Once inside your home, springtails can be spotted anywhere, and most common places include under patio slabs, under mulch, in the area around spouts, near the septic tanks, around the flower beds. You also find them around the sprinklers in your yard and any other site that is moist.
Their nests usually start from the ground, and since they tend to crowd in one place, the nests typically get full pretty fast. When this happens, they will migrate, and you are most likely to find them under the siding of your home.
In fact, a majority of homes have springtails living under their home’s siding, and they might go unnoticed for quite a while until the population grows big. Once the population becomes large, springtails will now migrate inside your home once the population becomes large through the doorways, windows, and drain lines. They will see the crawling and pilling in the kitchen, basement, and bathroom, especially around the showers and tubs.

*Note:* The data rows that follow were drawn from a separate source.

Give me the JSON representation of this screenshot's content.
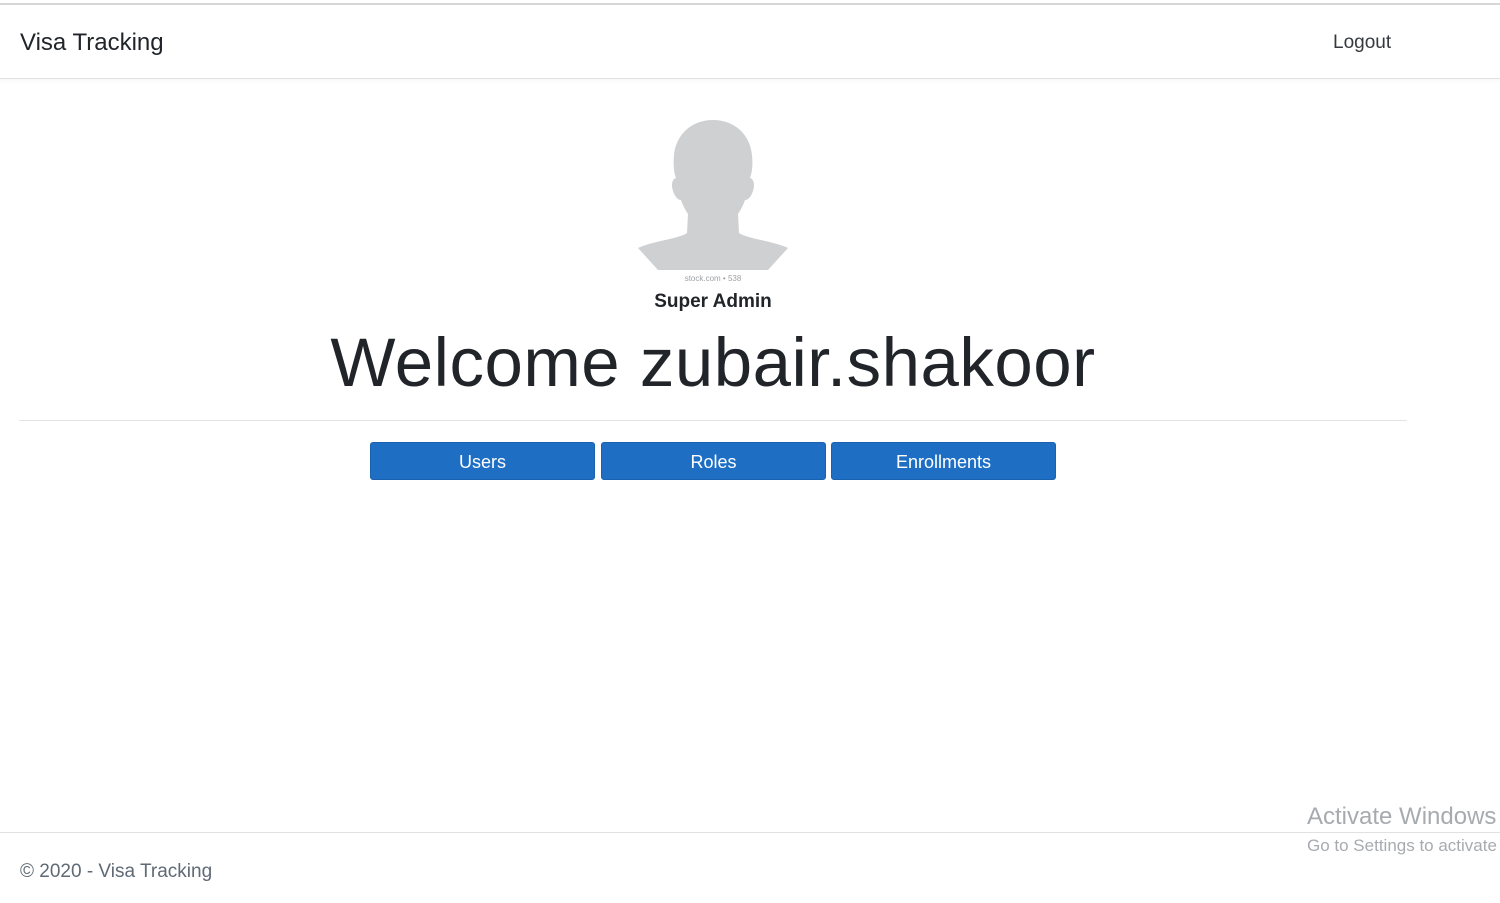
{
  "navbar": {
    "brand": "Visa Tracking",
    "logout": "Logout"
  },
  "profile": {
    "role": "Super Admin",
    "welcome": "Welcome zubair.shakoor",
    "avatar_caption": "stock.com • 538"
  },
  "actions": {
    "users": "Users",
    "roles": "Roles",
    "enrollments": "Enrollments"
  },
  "footer": {
    "text": "© 2020 - Visa Tracking"
  },
  "os_watermark": {
    "title": "Activate Windows",
    "subtitle": "Go to Settings to activate Windows."
  },
  "colors": {
    "button": "#1e6fc4",
    "avatar": "#cfd0d2"
  }
}
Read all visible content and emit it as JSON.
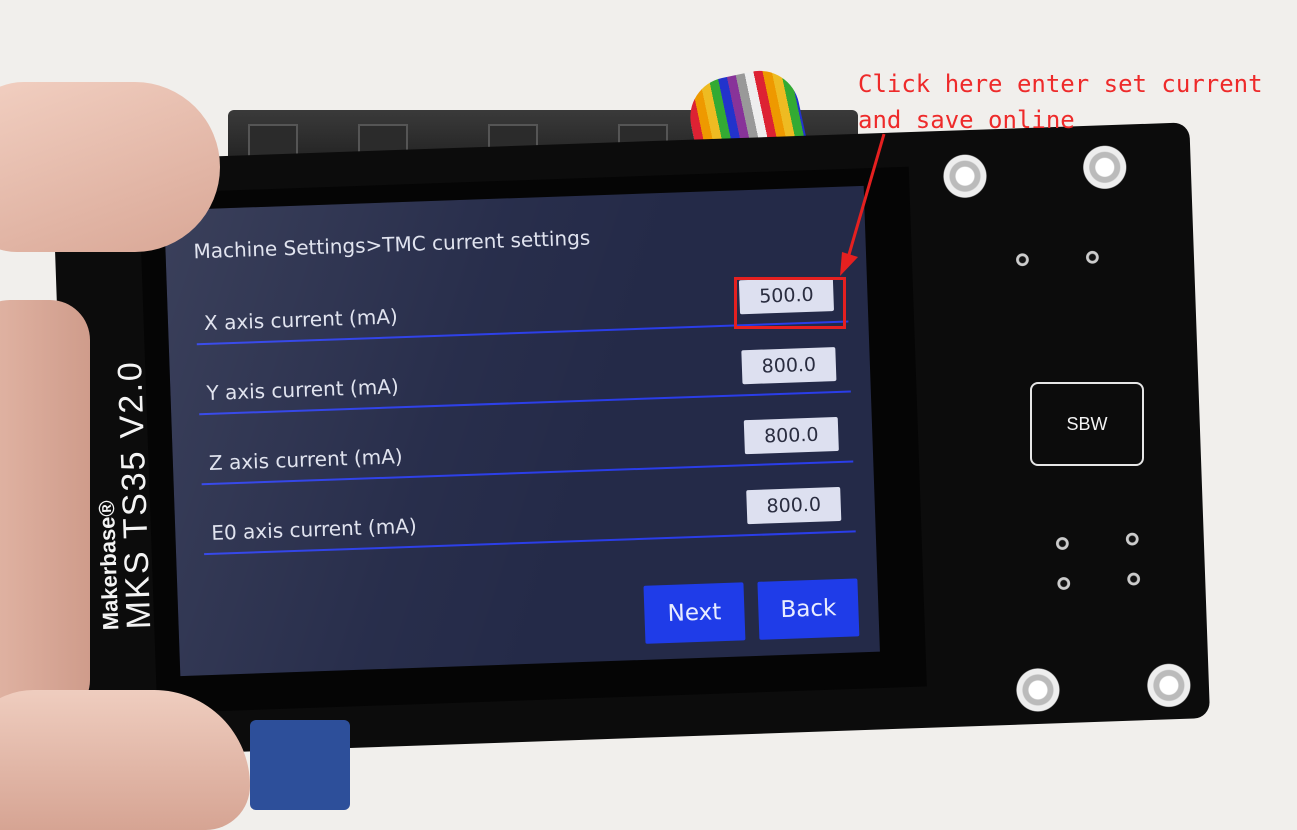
{
  "annotation": {
    "text": "Click here enter set current\nand save online",
    "color": "#ee2a2a"
  },
  "device": {
    "brand": "Makerbase®",
    "model": "MKS TS35 V2.0",
    "button_label": "SBW"
  },
  "screen": {
    "breadcrumb": "Machine Settings>TMC current settings",
    "rows": [
      {
        "label": "X axis current (mA)",
        "value": "500.0"
      },
      {
        "label": "Y axis current (mA)",
        "value": "800.0"
      },
      {
        "label": "Z axis current (mA)",
        "value": "800.0"
      },
      {
        "label": "E0 axis current (mA)",
        "value": "800.0"
      }
    ],
    "buttons": {
      "next": "Next",
      "back": "Back"
    },
    "colors": {
      "background": "#242a48",
      "accent": "#1f3ce8",
      "divider": "#2a3de8",
      "value_box": "#dde0f0"
    }
  }
}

Springtails prefer to stay outdoors where they have access to their food source, mainly in the soil and damp areas. If you start spotting them inside your home, it means they are finding a favorable condition inside, making them come inside. As mentioned earlier, these insects can invade your home, and within no time, they will grow into thousands of them, and your home can become a mess.
If you notice that they are suddenly active in your home, the environment outside may be getting dry and unfavorable for them. They will start crawling around and gaining access to your house through doors, basement windows, garage doors, crawl place vents and any other small opening that has a favorable moist condition.
You will know you have a springtail problem or infestation if you start spotting them in moist and humid places inside your home, such as the bathroom, laundry room, kitchen, garages, basement, and even in your garden.
Springtails are attracted to mildew. If you suspect they have infested your home, you can check under the sinks, around the drain pipes, and any other places that are experiencing water leakage, making them damp and moist with mildew.
If you spot them crowding around your indoor plants or other places that have water leaks, around the drainage pipes and the swimming pool, these insects may have already invaded your home. Springtails are also attracted to newly constructed homes that may have damp construction materials that encourage mold growth. As a result, springtails will be attracted to mold, and you find them in wall voids and other crawl places in your home.
Another way of attracting springtails in your home is having damp and inorganic material lying around. For example, piles of logs used for fireplaces or potted plants. These two provide a favorable wet environment for springtails to breed and nest. It’s possible to bring them into your house as they attach themselves to the wood or plants.
Springtails are not dangerous. They will not bite or spread diseases to you, and somehow they are not a danger to your plants. However, their mere presence is annoying because they can quickly grow into a significant population.
They can also be a nuisance, especially if they crowd in living space areas, especially under the carpet or in the kitchen. Once they start appearing in your home, they will be all over the place around your living room, kitchen, bathroom, in the garage, around the pool in the basement, laundry room. Such a situation can be very unsettling and uncomfortable. Luckily we have a great guide on how to get rid of springtails, so make sure you check it out!
If you start seeing them inside your home, begin by searching where they are coming from. There is a possibility that there is a place on your property where they are overpopulated. Since they occur in large numbers, getting rid of them can be frustrating and challenging.